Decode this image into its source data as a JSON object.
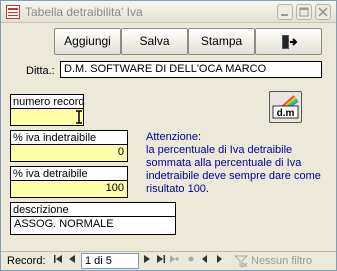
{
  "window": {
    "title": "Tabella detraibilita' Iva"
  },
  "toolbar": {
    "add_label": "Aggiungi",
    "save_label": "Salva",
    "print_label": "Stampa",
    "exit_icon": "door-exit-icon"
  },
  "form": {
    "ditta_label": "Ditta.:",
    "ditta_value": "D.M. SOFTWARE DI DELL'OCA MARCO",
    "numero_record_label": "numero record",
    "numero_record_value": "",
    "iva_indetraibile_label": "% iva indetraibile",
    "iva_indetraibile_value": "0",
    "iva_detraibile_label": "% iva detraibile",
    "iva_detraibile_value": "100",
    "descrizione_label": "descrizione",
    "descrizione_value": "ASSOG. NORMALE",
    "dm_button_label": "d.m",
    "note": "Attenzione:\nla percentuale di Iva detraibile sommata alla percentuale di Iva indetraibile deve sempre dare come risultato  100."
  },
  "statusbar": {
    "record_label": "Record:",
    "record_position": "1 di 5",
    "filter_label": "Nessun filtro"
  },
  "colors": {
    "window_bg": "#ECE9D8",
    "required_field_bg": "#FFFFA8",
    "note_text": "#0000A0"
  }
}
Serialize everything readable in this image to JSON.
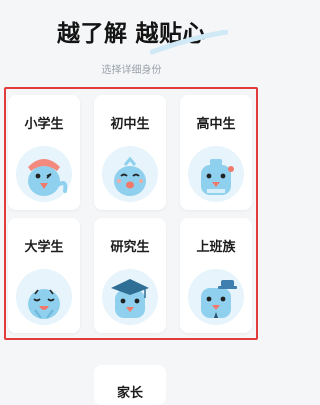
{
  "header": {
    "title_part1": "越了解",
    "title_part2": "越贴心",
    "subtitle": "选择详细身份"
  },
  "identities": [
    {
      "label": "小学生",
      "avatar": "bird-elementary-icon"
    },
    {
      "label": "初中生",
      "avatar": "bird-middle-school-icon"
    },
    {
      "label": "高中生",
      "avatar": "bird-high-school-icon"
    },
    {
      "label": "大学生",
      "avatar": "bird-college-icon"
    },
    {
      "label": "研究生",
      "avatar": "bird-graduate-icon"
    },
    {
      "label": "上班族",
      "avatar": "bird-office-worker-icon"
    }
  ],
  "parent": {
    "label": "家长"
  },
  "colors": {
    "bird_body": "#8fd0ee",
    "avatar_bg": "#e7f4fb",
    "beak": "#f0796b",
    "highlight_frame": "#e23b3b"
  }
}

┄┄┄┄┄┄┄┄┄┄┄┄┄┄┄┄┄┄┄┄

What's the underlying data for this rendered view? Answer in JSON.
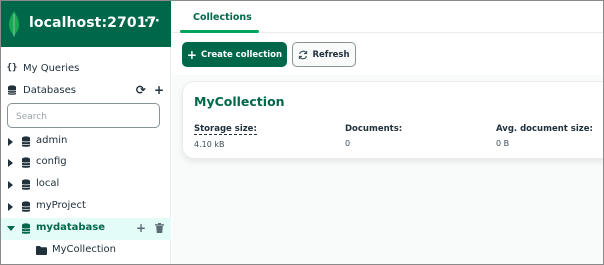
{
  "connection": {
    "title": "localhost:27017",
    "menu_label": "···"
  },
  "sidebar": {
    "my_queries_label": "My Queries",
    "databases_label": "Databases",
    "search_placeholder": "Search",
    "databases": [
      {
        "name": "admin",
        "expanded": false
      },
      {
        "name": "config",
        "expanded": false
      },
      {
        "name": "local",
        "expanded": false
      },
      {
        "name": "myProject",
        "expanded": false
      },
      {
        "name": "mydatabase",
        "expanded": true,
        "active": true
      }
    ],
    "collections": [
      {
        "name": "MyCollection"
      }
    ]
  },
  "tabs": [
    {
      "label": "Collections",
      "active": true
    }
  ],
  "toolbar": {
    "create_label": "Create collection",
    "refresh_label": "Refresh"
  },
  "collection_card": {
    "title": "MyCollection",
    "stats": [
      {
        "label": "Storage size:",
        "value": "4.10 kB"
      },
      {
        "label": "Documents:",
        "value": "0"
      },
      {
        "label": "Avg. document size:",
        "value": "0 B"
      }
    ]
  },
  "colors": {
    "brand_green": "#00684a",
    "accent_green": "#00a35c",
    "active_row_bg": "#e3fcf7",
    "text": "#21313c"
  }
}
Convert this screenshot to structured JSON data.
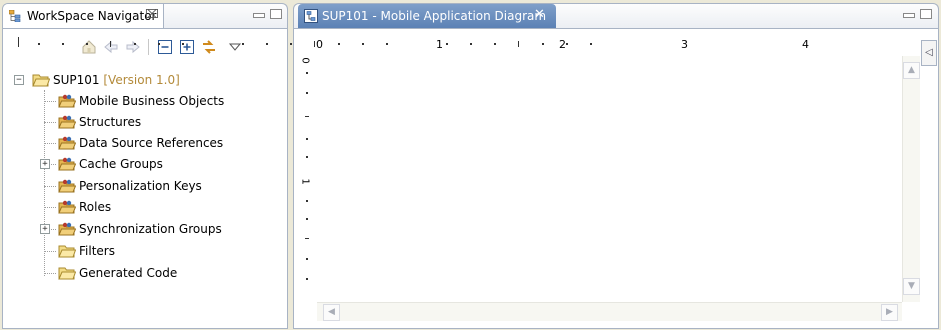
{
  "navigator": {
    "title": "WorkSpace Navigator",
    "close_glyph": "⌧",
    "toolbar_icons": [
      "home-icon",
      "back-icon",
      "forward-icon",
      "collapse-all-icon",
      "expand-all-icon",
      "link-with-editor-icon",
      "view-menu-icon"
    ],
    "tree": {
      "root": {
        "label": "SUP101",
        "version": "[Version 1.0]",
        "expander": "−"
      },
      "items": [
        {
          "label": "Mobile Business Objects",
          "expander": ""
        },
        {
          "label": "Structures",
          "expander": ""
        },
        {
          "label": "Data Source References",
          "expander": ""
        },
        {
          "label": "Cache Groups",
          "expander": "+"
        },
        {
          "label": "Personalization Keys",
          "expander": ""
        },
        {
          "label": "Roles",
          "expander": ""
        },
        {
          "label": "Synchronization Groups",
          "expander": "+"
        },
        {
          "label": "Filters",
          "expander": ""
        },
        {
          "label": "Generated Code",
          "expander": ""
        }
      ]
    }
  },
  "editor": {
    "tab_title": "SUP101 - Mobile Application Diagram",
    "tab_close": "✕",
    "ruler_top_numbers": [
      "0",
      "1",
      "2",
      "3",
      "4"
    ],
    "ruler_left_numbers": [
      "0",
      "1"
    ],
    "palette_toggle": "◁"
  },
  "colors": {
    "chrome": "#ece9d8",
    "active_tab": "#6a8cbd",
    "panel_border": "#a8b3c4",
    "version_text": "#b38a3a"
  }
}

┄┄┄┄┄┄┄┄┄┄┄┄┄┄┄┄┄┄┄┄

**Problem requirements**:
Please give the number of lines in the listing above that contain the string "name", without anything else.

**Result for this exercise**:
6